In 1868, the onset of the Mejii Period in Japan brought about new open trade borders with the West, causing a countrywide rush toward modernity that affected all areas of society. Many Western teachers were imported to impart education in science and art in order to elevate Japan as an equal peer with the rest of the world. Many Japanese artists began to shake up what they viewed as the country's staid art traditions by adopting fresh styles and techniques from Western art movements and marrying them with aesthetics that were still decidedly Japanese toward creating a contemporary lexicon.
Important Art and Artists of Sōsaku-hanga Creative Prints
This groundbreaking print shows an aged fisherman, wearing a somewhat worn looking ceremonial robe, as he stands on an elevated spot overlooking the simple huts on the edge of the harbor. The fisherman is seen in profile with his face turned away from the viewer, contemplating the sea as he holds his pipe. The rough gouges of the wood carving create the swirling folds of his robe, the straw pilings on which he stands, the gritty worn feel of the village, and the sea framed by the dark lines of mountains or clouds on the horizon.

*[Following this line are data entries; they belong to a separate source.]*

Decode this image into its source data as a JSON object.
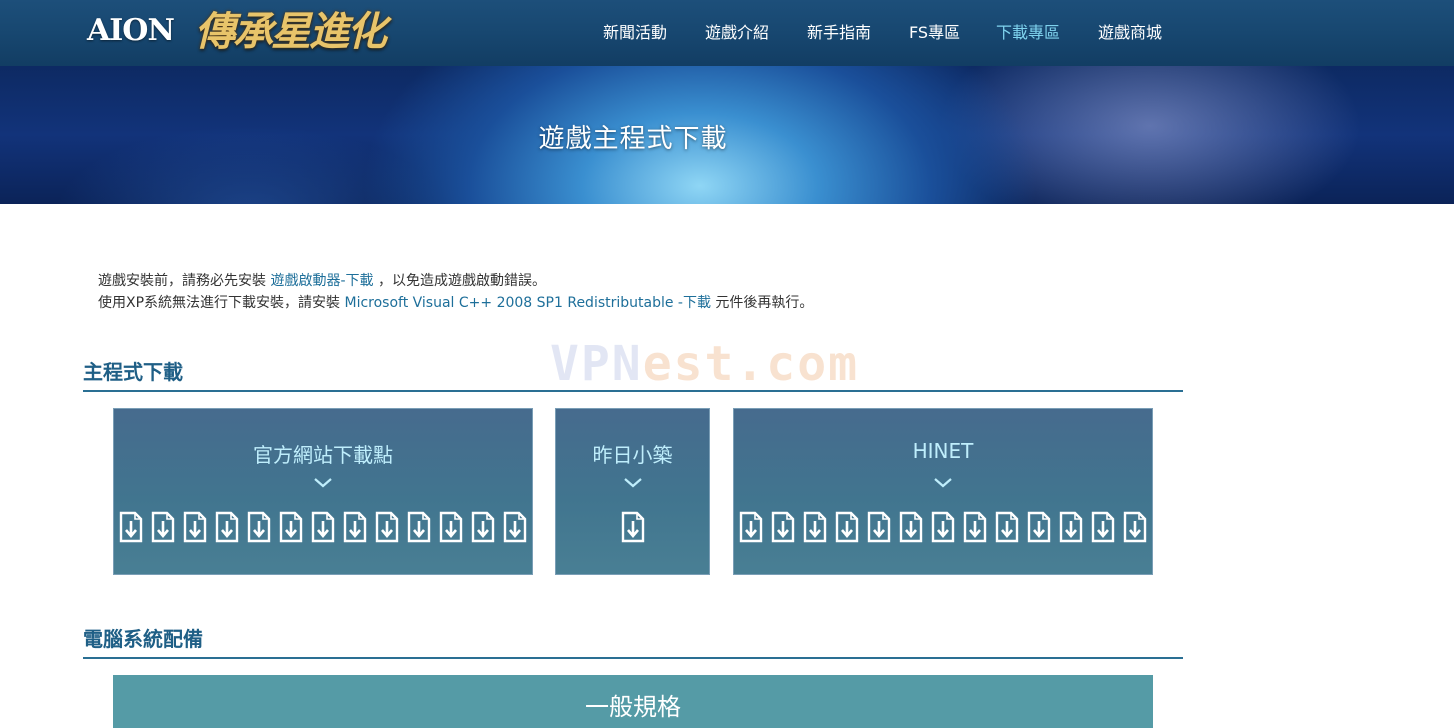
{
  "header": {
    "logo_main": "AION",
    "logo_sub": "傳承星進化",
    "nav": [
      {
        "label": "新聞活動",
        "active": false
      },
      {
        "label": "遊戲介紹",
        "active": false
      },
      {
        "label": "新手指南",
        "active": false
      },
      {
        "label": "FS專區",
        "active": false
      },
      {
        "label": "下載專區",
        "active": true
      },
      {
        "label": "遊戲商城",
        "active": false
      }
    ]
  },
  "banner": {
    "title": "遊戲主程式下載"
  },
  "notes": {
    "line1_prefix": "遊戲安裝前，請務必先安裝 ",
    "line1_link": "遊戲啟動器-下載",
    "line1_suffix": " ，以免造成遊戲啟動錯誤。",
    "line2_prefix": "使用XP系統無法進行下載安裝，請安裝 ",
    "line2_link": "Microsoft Visual C++ 2008 SP1 Redistributable -下載",
    "line2_suffix": " 元件後再執行。"
  },
  "watermark": {
    "part1": "VPN",
    "part2": "est.com"
  },
  "sections": {
    "main_download": "主程式下載",
    "system_requirements": "電腦系統配備"
  },
  "download_boxes": [
    {
      "title": "官方網站下載點",
      "icon_count": 13,
      "icon": "file-download-icon"
    },
    {
      "title": "昨日小築",
      "icon_count": 1,
      "icon": "file-download-icon"
    },
    {
      "title": "HINET",
      "icon_count": 13,
      "icon": "file-download-icon"
    }
  ],
  "spec": {
    "title": "一般規格"
  },
  "colors": {
    "nav_active": "#7fd3ee",
    "link": "#1e6f9a",
    "section_title": "#1f5f86",
    "download_box": "#41758f",
    "spec_bar": "#559ba6"
  }
}
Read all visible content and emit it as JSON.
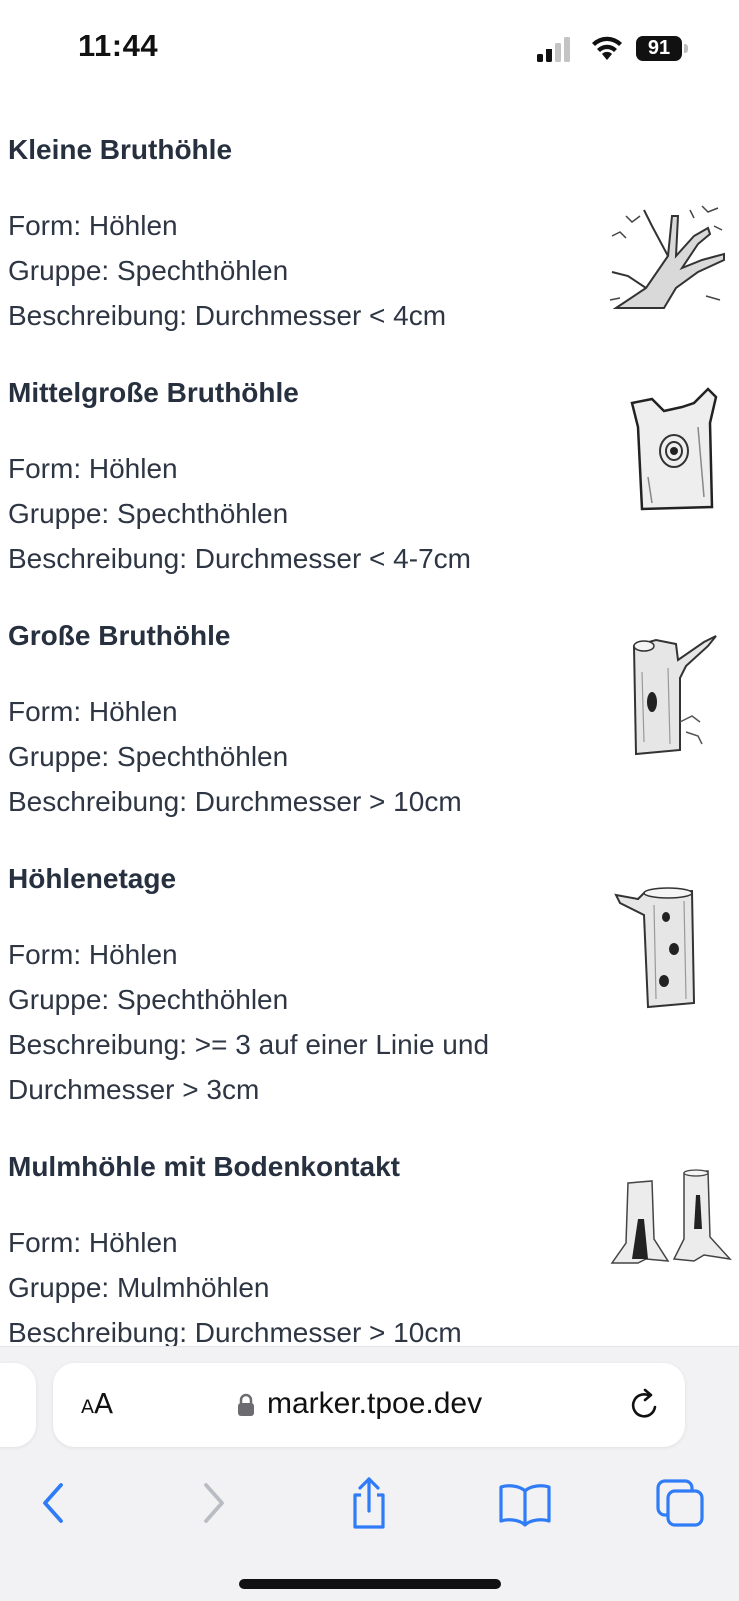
{
  "status_bar": {
    "time": "11:44",
    "battery": "91"
  },
  "entries": [
    {
      "title": "Kleine Bruthöhle",
      "lines": [
        "Form: Höhlen",
        "Gruppe: Spechthöhlen",
        "Beschreibung: Durchmesser < 4cm"
      ],
      "image_icon": "tree-branches-illustration"
    },
    {
      "title": "Mittelgroße Bruthöhle",
      "lines": [
        "Form: Höhlen",
        "Gruppe: Spechthöhlen",
        "Beschreibung: Durchmesser < 4-7cm"
      ],
      "image_icon": "trunk-with-hole-illustration"
    },
    {
      "title": "Große Bruthöhle",
      "lines": [
        "Form: Höhlen",
        "Gruppe: Spechthöhlen",
        "Beschreibung: Durchmesser > 10cm"
      ],
      "image_icon": "trunk-with-large-hole-illustration"
    },
    {
      "title": "Höhlenetage",
      "lines": [
        "Form: Höhlen",
        "Gruppe: Spechthöhlen",
        "Beschreibung: >= 3 auf einer Linie und",
        "Durchmesser > 3cm"
      ],
      "image_icon": "trunk-with-stacked-holes-illustration"
    },
    {
      "title": "Mulmhöhle mit Bodenkontakt",
      "lines": [
        "Form: Höhlen",
        "Gruppe: Mulmhöhlen",
        "Beschreibung: Durchmesser > 10cm"
      ],
      "image_icon": "trunk-bases-illustration"
    }
  ],
  "browser": {
    "text_size_small": "A",
    "text_size_large": "A",
    "url": "marker.tpoe.dev",
    "icons": {
      "back": "chevron-left-icon",
      "forward": "chevron-right-icon",
      "share": "share-icon",
      "bookmarks": "book-icon",
      "tabs": "tabs-icon",
      "reload": "reload-icon",
      "lock": "lock-icon"
    },
    "accent_color": "#2f7cf6",
    "disabled_color": "#b9bcc2"
  }
}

Retaining the traces left by the chisel, the work is unmistakably modern, in its poignant and expressionistic feeling.
Kanae was originally trained in wood and printing techniques before he began studying Yōga at the Tokyo University of Fine Arts, and this work combines both aspects of his training, as the innovative treatment of the block creates the shadow and depth of a Western-influenced naturalism. The gouges on the surface convey both the harshness and dignity of the fisherman's life.
By eschewing the traditional collaborative process that had been previously established for woodblock prints, and lending the scene a sense of individual artistic expression, this piece launched sôsaku-hanga and also established the movement's divergence from the smoothly finished prints of ukiyo-e and shin-hanga.
This print, depicting the deck of a boat in flat broad planes of orange and yellow with a blue speckled deck, focuses on the stylized figure of a woman, wearing a full length white robe, also flecked with blue, her back turned toward the viewer. The horizontal lines of the background contrast with her curvilinear form, emphasized by the black curve of her hair, and her left, unrealistically accentuated shoulder and arm. A subtle counterpoint of color is created by her orange sash, echoing the color of the lower horizontal band and the right edge of the railing, and by the variations in the blue and white pattern that pools on deck and surrounds her figure like ocean spray.
This work with its color palette and stylized lines brought the influence of Post-Impressionism and Art Nouveau to sōsaku-hanga, while retaining the simplified elements and composition of a Japanese print. The artistic process of carving the woodblock is retained here, giving the work its spontaneous and modern feel, and distinguished sōsaku-hanga's approach from the finished surfaces of both shin-hanga and ukiyo-e.
This print was groundbreaking in Japan, being the first abstract work, and that firmly connected the sōsaku-hanga movement to the modern avant-garde. This early print combined printing from both carved sides of the block in order to create the unfolding shape, which opens organically from overlying curves of red, outlined in flaring lines of white and red tones. The white shape draws the viewer's eye to the print's center, with its simultaneous organic and geometric vibrancy, highlighted by the four asymmetrical red crescents placed within it.
Onchi's innovative printing process created a composition of multiple prints, overlaying one another, so that multiple perspectives were displayed in a single image. Rather than viewing printing as a reproduction technique to create multiple images of a single block, he focused on the single print as an image composed of multiple blocks or impressions. Even though he was to also create figurative works throughout his career, Onchi said in that abstract art was the "true sphere" of art, and that abstraction was not an imposition of Western influence but a return to the abstract in Japanese art from its ancient beginnings.